→ **Given data**:
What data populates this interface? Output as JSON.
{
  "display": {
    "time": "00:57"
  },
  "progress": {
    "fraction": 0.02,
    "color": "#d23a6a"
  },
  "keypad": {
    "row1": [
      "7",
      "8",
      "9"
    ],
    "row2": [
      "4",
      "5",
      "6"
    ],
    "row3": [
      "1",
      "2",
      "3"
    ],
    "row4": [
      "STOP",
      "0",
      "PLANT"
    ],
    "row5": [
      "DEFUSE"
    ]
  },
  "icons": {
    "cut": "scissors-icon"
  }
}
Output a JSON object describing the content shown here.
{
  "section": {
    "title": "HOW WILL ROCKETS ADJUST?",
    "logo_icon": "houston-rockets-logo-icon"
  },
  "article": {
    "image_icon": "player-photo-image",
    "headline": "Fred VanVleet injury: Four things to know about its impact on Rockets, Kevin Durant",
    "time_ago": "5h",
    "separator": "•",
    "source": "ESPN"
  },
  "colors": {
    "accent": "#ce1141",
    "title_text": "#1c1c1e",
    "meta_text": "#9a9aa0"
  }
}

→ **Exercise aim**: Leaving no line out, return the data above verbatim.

→ **Your response**:
What data populates this interface? Output as JSON.
{
  "display": {
    "time": "00:57"
  },
  "progress": {
    "fraction": 0.02,
    "color": "#d23a6a"
  },
  "keypad": {
    "row1": [
      "7",
      "8",
      "9"
    ],
    "row2": [
      "4",
      "5",
      "6"
    ],
    "row3": [
      "1",
      "2",
      "3"
    ],
    "row4": [
      "STOP",
      "0",
      "PLANT"
    ],
    "row5": [
      "DEFUSE"
    ]
  },
  "icons": {
    "cut": "scissors-icon"
  }
}
Output a JSON object describing the content shown here.
{
  "section": {
    "title": "HOW WILL ROCKETS ADJUST?",
    "logo_icon": "houston-rockets-logo-icon"
  },
  "article": {
    "image_icon": "player-photo-image",
    "headline": "Fred VanVleet injury: Four things to know about its impact on Rockets, Kevin Durant",
    "time_ago": "5h",
    "separator": "•",
    "source": "ESPN"
  },
  "colors": {
    "accent": "#ce1141",
    "title_text": "#1c1c1e",
    "meta_text": "#9a9aa0"
  }
}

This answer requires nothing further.